The Issues page in Jira contains access to Workflows. The Issues page in Jira consists of access to Workflows. In the resulting page, click Add Workflow in the upper right corner and choose Import from Marketplace. We’re going this route just because it’s much easier to understand how Workflows in fact work. As soon as you master it, you can then begin to develop custom-made workflows to completely match your project.

In the Workflow market, you can look for a specific workflow or scroll through the list to find one that closely matches your requirements.

Let’s say you wish to use the Cross-Project Board Workflow that makes it simple to manage problems from multiple tasks in one kanban board. For that, click Select (Figure B).

Figure B

The Cross-Project Board Workflow in Jira. The Cross-Project Board Workflow in Jira.

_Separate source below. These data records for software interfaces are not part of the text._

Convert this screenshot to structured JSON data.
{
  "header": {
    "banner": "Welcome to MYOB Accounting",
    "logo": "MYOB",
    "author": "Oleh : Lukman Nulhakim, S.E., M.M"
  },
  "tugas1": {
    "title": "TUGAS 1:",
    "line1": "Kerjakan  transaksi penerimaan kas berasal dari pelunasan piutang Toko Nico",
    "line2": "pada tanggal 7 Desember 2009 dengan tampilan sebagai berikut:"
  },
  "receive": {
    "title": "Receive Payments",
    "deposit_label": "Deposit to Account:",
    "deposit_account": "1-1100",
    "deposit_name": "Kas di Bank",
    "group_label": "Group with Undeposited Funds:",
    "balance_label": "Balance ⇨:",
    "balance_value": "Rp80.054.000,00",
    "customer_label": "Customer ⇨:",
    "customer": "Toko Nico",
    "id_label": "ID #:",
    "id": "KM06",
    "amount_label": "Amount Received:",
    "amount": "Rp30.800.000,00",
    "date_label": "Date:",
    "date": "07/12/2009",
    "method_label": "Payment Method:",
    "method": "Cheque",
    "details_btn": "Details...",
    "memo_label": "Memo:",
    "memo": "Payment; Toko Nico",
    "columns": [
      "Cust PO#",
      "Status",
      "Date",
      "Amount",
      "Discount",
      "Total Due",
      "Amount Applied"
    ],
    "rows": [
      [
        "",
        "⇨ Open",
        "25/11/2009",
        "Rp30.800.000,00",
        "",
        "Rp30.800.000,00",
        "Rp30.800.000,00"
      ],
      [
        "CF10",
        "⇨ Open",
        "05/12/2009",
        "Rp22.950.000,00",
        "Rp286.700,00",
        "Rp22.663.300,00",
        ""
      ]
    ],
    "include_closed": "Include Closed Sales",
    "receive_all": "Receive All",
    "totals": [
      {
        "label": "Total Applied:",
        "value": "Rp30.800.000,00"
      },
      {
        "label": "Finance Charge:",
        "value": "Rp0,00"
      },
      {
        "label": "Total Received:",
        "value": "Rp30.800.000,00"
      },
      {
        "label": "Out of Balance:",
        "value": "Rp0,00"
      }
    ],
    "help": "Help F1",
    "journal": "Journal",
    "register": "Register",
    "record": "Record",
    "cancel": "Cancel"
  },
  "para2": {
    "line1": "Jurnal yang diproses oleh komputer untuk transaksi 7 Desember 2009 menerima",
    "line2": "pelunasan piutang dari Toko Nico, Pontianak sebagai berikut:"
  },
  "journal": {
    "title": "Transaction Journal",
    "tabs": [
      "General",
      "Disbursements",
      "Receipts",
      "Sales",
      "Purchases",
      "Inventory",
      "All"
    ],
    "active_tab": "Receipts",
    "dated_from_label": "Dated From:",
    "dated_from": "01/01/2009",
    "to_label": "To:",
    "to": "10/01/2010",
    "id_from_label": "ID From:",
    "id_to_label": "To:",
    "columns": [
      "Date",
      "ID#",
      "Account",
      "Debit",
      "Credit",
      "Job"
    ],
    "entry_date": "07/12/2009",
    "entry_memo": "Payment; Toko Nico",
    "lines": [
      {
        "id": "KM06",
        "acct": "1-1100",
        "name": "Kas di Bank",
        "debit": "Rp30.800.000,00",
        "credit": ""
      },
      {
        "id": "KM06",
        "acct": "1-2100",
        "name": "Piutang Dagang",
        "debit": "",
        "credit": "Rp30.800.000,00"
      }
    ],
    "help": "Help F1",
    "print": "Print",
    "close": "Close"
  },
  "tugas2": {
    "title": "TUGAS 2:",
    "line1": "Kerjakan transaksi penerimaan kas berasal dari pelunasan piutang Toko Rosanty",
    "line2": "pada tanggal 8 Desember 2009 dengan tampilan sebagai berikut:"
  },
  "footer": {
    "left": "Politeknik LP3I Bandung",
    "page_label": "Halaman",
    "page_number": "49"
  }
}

In the next screen, Naming our new Workflow.provide the Workflow a

name and click Next( Figure C). Figure C Naming our new Workflow. Here’s where I encountered some problem. After naming your Workflow and hitting Next, if you see a mistake saying that the “import wizard should be rebooted,”then you require to look for a Workflow such that it’s the only entry visible. In this case, in the Search field you would type Cross-Project Board. When the entry appears, click Select.

If that error continues to show itself, the only route to take is to create a Workflow from scratch. To do that, return to the Workflows screen, click the Workflows drop-down, and select Develop New. In the first window, provide the Workflow a name/description and click Add (Figure D).

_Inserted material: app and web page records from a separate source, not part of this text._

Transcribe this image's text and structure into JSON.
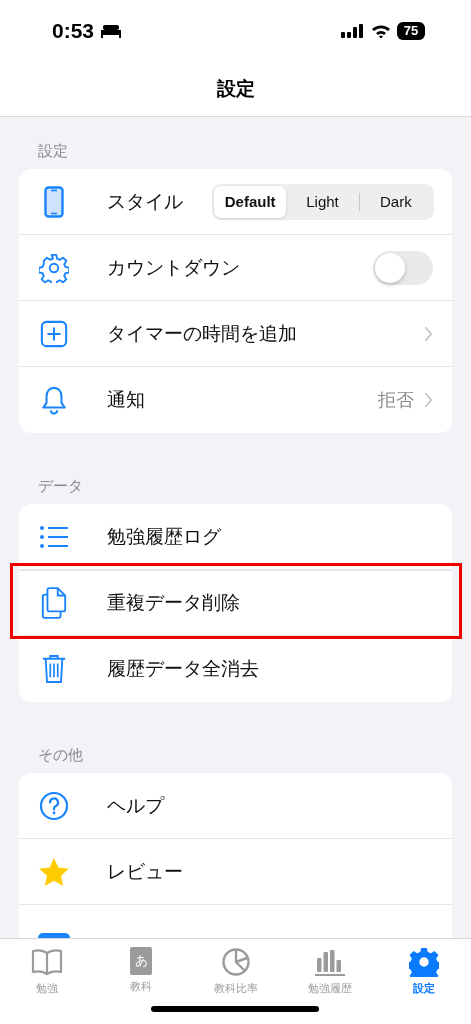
{
  "status_bar": {
    "time": "0:53",
    "battery": "75"
  },
  "nav": {
    "title": "設定"
  },
  "sections": [
    {
      "header": "設定",
      "rows": [
        {
          "kind": "segmented",
          "label": "スタイル",
          "options": [
            {
              "label": "Default",
              "selected": true
            },
            {
              "label": "Light",
              "selected": false
            },
            {
              "label": "Dark",
              "selected": false
            }
          ]
        },
        {
          "kind": "toggle",
          "label": "カウントダウン",
          "on": false
        },
        {
          "kind": "link",
          "label": "タイマーの時間を追加"
        },
        {
          "kind": "link",
          "label": "通知",
          "value": "拒否"
        }
      ]
    },
    {
      "header": "データ",
      "rows": [
        {
          "kind": "plain",
          "label": "勉強履歴ログ",
          "highlighted": false
        },
        {
          "kind": "plain",
          "label": "重複データ削除",
          "highlighted": true
        },
        {
          "kind": "plain",
          "label": "履歴データ全消去",
          "highlighted": false
        }
      ]
    },
    {
      "header": "その他",
      "rows": [
        {
          "kind": "plain",
          "label": "ヘルプ"
        },
        {
          "kind": "plain",
          "label": "レビュー"
        },
        {
          "kind": "plain"
        }
      ]
    }
  ],
  "tabs": [
    {
      "label": "勉強",
      "selected": false
    },
    {
      "glyph": "あ",
      "label": "教科",
      "selected": false
    },
    {
      "label": "教科比率",
      "selected": false
    },
    {
      "label": "勉強履歴",
      "selected": false
    },
    {
      "label": "設定",
      "selected": true
    }
  ]
}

Figure D

Creating a custom Workflow in Jira. Creating a custom-made Workflow in Jira. Click Include and you’ll discover yourself on the Workflow designer, where you include statuses and shifts. Click Add Status and, in the

resulting Popup, choose a

Adding a new Status to our custom Workflow.status from the drop-down and click Include (Figure E).

Figure E< img src= "https://d1rytvr7gmk1sx.cloudfront.net/wp-content/uploads/2022/11/tr-wall-workflowe.jpg?x85972 "alt ="Adding a new Status to our custom Workflow. "width="477"height ="244"/ > Adding a brand-new Status to our

custom Workflow

Two statuses waiting for a Transition.. Now that you have a new Status developed, click a dot in the

OPEN status and after that drag it to the brand-new status(Figure F). Figure F 2 statuses waiting for a Transition. This will open the Shift production pop-up, where you should complete the necessary information(Figure G). Figure G Developing a new Transition for a Jira Workflow. Ensure to select New Transition and then choose a From Status, To Status, Call, optional Description and optional Screen. Then click Add. For the a lot of part, creating a Transition is self-explanatory.

The one thing you might not understand is the Screen choice. These are intermediate workflow screens that can be utilized to gather extra info from the user. For instance, users can be provided with a screen to select a Resolution for an issue when the issue is solved. There are many built-in Screens. Add a brand-new Status and link it with a Transition. Keep doing this until you have your

workflow complete. As you work, you can click any Transition and include more options( Figure H). Figure H Adding options to a Shift. One rather annoying aspect of this is the publishing of a Workflow draft. This has been a bug in the system for some time, and it has yet to be dealt with. In order to release your workflow, you need to make a copy of the workflow, modify it, return to Workflows and add the brand-new workflow to your list in a particular project. It’s convoluted. Hopefully, Jira will simplify the process quickly. Register for TechRepublic’s How To Make Tech Deal With YouTube for all the latest tech guidance for service pros from Jack Wallen. Source

Leave a Reply

Your email address will not be published. Required fields are marked *